TO DO>
Check every line of the entries below for "Insulele", and copy the lines that have it.

───── EXTRACTED INFORMATION ─────

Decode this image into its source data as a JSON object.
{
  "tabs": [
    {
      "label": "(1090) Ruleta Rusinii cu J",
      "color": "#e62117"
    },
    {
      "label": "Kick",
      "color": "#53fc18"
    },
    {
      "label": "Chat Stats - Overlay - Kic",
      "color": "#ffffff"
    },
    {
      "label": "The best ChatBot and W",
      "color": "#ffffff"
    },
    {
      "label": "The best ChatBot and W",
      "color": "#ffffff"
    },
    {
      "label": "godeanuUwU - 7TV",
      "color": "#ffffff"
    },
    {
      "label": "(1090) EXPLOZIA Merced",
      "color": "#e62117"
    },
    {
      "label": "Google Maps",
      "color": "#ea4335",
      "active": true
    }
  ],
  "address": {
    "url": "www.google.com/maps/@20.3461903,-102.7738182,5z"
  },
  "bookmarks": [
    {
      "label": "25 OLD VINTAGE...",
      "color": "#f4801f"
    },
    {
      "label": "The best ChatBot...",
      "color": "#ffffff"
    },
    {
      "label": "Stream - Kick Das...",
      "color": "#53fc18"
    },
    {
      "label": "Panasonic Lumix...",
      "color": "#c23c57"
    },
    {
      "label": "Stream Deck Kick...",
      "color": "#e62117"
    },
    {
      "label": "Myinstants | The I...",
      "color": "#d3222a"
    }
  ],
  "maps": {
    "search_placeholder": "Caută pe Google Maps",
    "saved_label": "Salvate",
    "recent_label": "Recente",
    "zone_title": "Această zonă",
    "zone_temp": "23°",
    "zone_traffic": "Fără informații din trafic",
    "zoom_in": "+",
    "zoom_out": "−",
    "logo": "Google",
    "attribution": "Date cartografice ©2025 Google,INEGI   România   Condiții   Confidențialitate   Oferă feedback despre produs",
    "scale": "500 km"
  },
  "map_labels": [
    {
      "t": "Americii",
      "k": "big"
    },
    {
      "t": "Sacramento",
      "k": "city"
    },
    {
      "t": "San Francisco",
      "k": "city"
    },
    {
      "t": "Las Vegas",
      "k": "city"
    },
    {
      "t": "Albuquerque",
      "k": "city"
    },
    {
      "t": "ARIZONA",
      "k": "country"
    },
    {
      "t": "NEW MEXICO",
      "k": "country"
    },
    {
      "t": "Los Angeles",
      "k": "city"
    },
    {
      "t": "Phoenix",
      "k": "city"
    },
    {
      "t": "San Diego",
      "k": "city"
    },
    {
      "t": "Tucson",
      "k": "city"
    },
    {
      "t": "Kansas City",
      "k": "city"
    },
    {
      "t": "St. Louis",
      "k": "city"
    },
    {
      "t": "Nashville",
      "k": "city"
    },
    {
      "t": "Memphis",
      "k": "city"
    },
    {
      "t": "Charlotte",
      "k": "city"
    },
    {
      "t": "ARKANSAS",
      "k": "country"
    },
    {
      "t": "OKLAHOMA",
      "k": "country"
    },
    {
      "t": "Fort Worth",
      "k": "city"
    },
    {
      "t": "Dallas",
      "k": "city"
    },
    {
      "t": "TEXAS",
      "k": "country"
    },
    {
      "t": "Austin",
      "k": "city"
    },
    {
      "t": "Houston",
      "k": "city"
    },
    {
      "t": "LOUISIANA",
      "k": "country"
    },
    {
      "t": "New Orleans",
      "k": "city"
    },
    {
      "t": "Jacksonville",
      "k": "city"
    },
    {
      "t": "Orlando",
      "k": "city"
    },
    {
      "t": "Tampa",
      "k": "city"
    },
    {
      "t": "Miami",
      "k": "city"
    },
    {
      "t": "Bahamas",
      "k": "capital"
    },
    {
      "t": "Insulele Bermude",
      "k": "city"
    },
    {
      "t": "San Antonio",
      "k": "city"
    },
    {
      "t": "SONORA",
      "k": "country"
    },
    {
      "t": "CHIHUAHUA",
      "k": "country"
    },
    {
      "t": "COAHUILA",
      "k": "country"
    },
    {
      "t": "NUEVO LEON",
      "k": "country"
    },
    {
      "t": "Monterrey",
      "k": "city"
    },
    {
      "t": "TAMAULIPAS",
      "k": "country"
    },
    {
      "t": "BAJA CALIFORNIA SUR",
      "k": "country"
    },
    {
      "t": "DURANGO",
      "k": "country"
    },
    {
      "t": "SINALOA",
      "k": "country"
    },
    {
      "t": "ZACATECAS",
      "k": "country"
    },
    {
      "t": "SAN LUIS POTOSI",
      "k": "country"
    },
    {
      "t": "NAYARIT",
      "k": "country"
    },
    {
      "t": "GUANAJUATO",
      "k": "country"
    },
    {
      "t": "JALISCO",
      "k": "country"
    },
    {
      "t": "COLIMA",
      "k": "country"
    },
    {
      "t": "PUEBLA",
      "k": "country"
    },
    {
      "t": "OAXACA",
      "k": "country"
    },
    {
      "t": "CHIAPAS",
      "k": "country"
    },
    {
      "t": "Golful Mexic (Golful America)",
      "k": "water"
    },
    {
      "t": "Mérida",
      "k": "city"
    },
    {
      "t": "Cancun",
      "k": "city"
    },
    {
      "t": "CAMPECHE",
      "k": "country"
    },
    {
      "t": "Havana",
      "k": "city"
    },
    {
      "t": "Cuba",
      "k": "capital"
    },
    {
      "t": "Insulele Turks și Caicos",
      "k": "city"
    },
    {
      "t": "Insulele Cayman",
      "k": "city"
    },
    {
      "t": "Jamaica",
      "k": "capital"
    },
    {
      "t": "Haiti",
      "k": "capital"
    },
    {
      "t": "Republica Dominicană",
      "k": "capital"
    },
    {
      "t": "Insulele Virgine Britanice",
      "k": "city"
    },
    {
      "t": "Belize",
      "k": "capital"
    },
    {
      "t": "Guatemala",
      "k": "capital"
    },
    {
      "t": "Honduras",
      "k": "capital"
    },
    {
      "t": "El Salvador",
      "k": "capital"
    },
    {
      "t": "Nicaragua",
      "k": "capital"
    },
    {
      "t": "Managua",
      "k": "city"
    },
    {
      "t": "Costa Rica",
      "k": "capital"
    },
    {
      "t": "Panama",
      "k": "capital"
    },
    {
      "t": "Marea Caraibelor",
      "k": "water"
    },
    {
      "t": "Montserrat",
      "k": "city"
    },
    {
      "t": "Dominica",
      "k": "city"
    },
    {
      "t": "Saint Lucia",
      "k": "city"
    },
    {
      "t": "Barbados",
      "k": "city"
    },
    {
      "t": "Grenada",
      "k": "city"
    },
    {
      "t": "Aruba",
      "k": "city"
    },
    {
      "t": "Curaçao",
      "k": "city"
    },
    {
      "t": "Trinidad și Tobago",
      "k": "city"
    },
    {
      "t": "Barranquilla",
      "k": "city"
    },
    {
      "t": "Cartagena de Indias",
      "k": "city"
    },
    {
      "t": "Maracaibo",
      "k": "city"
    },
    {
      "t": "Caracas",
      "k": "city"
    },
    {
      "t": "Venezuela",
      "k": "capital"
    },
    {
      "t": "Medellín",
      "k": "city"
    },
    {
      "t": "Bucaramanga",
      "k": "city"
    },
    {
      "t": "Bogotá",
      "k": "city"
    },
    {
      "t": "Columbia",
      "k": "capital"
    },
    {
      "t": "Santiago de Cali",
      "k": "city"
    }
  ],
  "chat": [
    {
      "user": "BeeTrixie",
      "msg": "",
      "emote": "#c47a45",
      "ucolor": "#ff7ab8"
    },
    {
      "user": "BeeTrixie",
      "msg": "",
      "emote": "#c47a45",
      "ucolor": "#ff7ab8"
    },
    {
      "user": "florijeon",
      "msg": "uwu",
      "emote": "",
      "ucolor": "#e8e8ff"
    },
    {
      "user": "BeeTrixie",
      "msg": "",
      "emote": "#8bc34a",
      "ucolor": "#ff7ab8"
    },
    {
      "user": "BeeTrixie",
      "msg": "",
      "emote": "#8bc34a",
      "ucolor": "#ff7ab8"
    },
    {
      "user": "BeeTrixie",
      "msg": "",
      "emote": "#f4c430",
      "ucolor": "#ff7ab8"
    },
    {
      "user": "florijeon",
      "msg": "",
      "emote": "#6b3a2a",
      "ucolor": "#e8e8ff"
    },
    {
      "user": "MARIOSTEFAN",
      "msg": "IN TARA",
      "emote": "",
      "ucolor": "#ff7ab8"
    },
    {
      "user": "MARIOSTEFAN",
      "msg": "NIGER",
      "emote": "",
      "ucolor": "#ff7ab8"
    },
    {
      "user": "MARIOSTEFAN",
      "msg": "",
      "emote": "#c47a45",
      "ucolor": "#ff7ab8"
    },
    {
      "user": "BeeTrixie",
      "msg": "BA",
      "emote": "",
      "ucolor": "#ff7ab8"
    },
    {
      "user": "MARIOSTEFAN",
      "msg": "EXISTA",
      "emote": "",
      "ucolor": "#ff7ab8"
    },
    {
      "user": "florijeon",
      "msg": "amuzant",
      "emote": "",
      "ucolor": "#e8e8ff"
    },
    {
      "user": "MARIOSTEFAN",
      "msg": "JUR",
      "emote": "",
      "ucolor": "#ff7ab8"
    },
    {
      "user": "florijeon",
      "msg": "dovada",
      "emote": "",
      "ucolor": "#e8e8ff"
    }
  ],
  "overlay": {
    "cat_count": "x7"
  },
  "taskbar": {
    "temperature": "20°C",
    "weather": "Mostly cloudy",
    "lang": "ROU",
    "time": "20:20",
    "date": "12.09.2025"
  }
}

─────

SOLUTION FOR THIS PROBLEM>
      "t": "Insulele Bermude",
      "t": "Insulele Turks și Caicos",
      "t": "Insulele Cayman",
      "t": "Insulele Virgine Britanice",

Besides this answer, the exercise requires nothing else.